───── Data extracts

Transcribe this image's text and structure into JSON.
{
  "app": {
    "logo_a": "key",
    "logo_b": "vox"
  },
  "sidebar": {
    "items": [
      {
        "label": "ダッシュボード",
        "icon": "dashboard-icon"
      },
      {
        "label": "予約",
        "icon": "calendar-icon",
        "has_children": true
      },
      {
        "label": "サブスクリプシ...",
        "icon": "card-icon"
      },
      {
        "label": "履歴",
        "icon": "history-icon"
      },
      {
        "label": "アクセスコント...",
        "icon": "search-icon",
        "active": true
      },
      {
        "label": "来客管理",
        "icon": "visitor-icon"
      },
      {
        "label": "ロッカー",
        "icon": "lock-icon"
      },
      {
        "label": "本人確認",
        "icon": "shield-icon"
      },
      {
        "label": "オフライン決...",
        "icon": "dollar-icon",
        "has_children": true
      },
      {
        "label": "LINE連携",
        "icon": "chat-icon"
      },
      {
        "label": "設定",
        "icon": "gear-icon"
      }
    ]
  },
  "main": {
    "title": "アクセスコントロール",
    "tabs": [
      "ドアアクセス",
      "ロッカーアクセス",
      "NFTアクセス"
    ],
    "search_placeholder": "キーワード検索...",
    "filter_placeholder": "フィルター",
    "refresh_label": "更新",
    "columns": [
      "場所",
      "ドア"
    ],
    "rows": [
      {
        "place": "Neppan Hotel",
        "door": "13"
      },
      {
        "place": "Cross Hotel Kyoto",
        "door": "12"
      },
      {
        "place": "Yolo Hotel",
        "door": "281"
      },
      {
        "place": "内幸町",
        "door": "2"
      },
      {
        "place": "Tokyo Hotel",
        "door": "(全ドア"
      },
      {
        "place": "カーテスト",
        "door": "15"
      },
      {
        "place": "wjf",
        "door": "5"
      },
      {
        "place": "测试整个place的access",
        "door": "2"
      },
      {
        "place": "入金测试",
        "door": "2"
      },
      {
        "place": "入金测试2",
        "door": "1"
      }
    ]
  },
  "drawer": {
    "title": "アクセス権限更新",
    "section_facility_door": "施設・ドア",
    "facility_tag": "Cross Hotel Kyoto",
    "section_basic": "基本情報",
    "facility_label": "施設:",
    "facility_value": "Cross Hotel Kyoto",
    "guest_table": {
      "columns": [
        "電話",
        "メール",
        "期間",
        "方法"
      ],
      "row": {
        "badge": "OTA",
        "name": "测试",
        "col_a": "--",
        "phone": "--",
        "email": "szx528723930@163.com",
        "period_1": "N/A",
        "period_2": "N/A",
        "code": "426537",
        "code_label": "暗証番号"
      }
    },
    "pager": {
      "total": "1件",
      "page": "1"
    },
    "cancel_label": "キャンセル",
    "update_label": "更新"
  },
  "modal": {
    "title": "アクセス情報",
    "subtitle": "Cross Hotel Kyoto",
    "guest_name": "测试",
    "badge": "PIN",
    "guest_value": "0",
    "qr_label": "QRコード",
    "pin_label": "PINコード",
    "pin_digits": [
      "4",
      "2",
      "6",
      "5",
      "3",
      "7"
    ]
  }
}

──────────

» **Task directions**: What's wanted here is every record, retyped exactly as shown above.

» **Output of the task**:
Transcribe this image's text and structure into JSON.
{
  "app": {
    "logo_a": "key",
    "logo_b": "vox"
  },
  "sidebar": {
    "items": [
      {
        "label": "ダッシュボード",
        "icon": "dashboard-icon"
      },
      {
        "label": "予約",
        "icon": "calendar-icon",
        "has_children": true
      },
      {
        "label": "サブスクリプシ...",
        "icon": "card-icon"
      },
      {
        "label": "履歴",
        "icon": "history-icon"
      },
      {
        "label": "アクセスコント...",
        "icon": "search-icon",
        "active": true
      },
      {
        "label": "来客管理",
        "icon": "visitor-icon"
      },
      {
        "label": "ロッカー",
        "icon": "lock-icon"
      },
      {
        "label": "本人確認",
        "icon": "shield-icon"
      },
      {
        "label": "オフライン決...",
        "icon": "dollar-icon",
        "has_children": true
      },
      {
        "label": "LINE連携",
        "icon": "chat-icon"
      },
      {
        "label": "設定",
        "icon": "gear-icon"
      }
    ]
  },
  "main": {
    "title": "アクセスコントロール",
    "tabs": [
      "ドアアクセス",
      "ロッカーアクセス",
      "NFTアクセス"
    ],
    "search_placeholder": "キーワード検索...",
    "filter_placeholder": "フィルター",
    "refresh_label": "更新",
    "columns": [
      "場所",
      "ドア"
    ],
    "rows": [
      {
        "place": "Neppan Hotel",
        "door": "13"
      },
      {
        "place": "Cross Hotel Kyoto",
        "door": "12"
      },
      {
        "place": "Yolo Hotel",
        "door": "281"
      },
      {
        "place": "内幸町",
        "door": "2"
      },
      {
        "place": "Tokyo Hotel",
        "door": "(全ドア"
      },
      {
        "place": "カーテスト",
        "door": "15"
      },
      {
        "place": "wjf",
        "door": "5"
      },
      {
        "place": "测试整个place的access",
        "door": "2"
      },
      {
        "place": "入金测试",
        "door": "2"
      },
      {
        "place": "入金测试2",
        "door": "1"
      }
    ]
  },
  "drawer": {
    "title": "アクセス権限更新",
    "section_facility_door": "施設・ドア",
    "facility_tag": "Cross Hotel Kyoto",
    "section_basic": "基本情報",
    "facility_label": "施設:",
    "facility_value": "Cross Hotel Kyoto",
    "guest_table": {
      "columns": [
        "電話",
        "メール",
        "期間",
        "方法"
      ],
      "row": {
        "badge": "OTA",
        "name": "测试",
        "col_a": "--",
        "phone": "--",
        "email": "szx528723930@163.com",
        "period_1": "N/A",
        "period_2": "N/A",
        "code": "426537",
        "code_label": "暗証番号"
      }
    },
    "pager": {
      "total": "1件",
      "page": "1"
    },
    "cancel_label": "キャンセル",
    "update_label": "更新"
  },
  "modal": {
    "title": "アクセス情報",
    "subtitle": "Cross Hotel Kyoto",
    "guest_name": "测试",
    "badge": "PIN",
    "guest_value": "0",
    "qr_label": "QRコード",
    "pin_label": "PINコード",
    "pin_digits": [
      "4",
      "2",
      "6",
      "5",
      "3",
      "7"
    ]
  }
}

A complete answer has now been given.